The solution is—quite simply—cities. Households in dense areas of our cities tend to have carbon footprints about 50 percent below average. And only cities have the tools to improve on that stellar stat by increasing use of already growing electrified transportation options, plus biking and walking by way of becoming a legitimate 15-minute city.
To be like Paris (with respect to transit and housing) requires continued audacity to build out the arteries that connect such a corpus metropolitae. Many here agree, but argue the Pandemic changes everything. But did the last pandemic, that killed 50 million globally and 400,000-600,000 in America, ‘change everything?’ Transit ridership was highest in WWII, and the networks our City has envisaged over the past 110 years have changed hardly at all. In fact, it is the transit network that defines how the city grows, not the other way around. The destinations we are building to now are the same destinations CREATED by the streetcar and cable car networks of our city that existed from 1884-1939.

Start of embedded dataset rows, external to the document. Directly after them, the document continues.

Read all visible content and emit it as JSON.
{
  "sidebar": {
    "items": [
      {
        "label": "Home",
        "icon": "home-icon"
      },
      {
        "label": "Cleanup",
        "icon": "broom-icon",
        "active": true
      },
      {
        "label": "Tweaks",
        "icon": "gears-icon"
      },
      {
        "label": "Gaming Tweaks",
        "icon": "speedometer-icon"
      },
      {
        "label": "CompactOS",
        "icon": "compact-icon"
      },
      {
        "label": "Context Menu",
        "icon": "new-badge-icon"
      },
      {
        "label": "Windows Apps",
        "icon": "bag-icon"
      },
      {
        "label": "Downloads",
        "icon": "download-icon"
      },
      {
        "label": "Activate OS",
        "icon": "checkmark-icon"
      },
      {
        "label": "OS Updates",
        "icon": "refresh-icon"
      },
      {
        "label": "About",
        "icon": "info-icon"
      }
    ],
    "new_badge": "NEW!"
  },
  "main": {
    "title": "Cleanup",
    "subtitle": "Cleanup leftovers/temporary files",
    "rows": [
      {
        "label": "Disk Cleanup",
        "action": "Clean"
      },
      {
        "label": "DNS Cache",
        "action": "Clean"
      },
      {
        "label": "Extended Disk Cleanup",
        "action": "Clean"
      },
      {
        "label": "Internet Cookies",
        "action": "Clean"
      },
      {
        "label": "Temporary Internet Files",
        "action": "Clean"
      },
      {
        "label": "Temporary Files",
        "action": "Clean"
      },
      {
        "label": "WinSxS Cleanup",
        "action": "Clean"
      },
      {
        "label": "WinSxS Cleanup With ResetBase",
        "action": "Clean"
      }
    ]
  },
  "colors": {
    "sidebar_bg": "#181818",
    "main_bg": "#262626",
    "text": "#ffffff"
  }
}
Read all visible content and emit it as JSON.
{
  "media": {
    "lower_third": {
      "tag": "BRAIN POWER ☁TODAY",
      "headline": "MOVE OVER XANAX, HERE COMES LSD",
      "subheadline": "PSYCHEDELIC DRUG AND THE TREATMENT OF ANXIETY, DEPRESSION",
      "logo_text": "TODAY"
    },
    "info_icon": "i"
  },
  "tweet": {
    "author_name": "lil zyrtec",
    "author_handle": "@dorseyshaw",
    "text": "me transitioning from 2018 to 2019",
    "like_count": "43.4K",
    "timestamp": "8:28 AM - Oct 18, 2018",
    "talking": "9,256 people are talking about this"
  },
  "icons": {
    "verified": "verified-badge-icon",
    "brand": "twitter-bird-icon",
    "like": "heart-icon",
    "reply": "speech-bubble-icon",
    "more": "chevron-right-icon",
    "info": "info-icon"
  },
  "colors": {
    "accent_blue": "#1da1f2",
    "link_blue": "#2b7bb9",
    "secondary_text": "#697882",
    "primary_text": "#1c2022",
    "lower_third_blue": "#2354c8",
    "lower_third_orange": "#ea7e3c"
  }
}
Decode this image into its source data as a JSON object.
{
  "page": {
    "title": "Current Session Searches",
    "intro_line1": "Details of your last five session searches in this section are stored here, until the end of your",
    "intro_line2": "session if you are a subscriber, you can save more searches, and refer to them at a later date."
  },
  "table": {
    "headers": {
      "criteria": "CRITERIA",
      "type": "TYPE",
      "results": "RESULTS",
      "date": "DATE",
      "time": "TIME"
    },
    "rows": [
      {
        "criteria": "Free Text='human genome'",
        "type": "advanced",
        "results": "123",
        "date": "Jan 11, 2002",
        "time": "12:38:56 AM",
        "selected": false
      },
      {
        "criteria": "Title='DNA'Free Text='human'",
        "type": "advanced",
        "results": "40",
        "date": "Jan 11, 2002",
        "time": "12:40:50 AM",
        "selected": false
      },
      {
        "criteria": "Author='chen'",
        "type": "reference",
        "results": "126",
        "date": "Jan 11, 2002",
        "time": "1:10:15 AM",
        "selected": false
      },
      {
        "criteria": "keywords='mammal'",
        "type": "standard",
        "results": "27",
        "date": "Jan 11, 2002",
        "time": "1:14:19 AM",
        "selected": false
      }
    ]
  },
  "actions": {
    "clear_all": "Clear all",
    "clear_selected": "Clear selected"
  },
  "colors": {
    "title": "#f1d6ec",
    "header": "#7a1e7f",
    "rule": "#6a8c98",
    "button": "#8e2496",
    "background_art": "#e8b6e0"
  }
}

All these are reasons that we should not only continue to build smart transit expansion…we should double down on it. That’s why Seattle Subway will continue to push for ST3 to be built to standard with universal grade separation and continued commitment to every station and every line outlined in the voter-approved program. We have a decade to find the money to build some of these lines, and are currently in a more hospitable political climate to do so. But if we cut something now, we might never get it back. In this vein, this is also why we have been working for nearly a year on HB 1304 to provide the resources and local input necessary to help our march for more sustainable and equitable transit progress to continue.
Build. Connect. House equitably. Rejoice!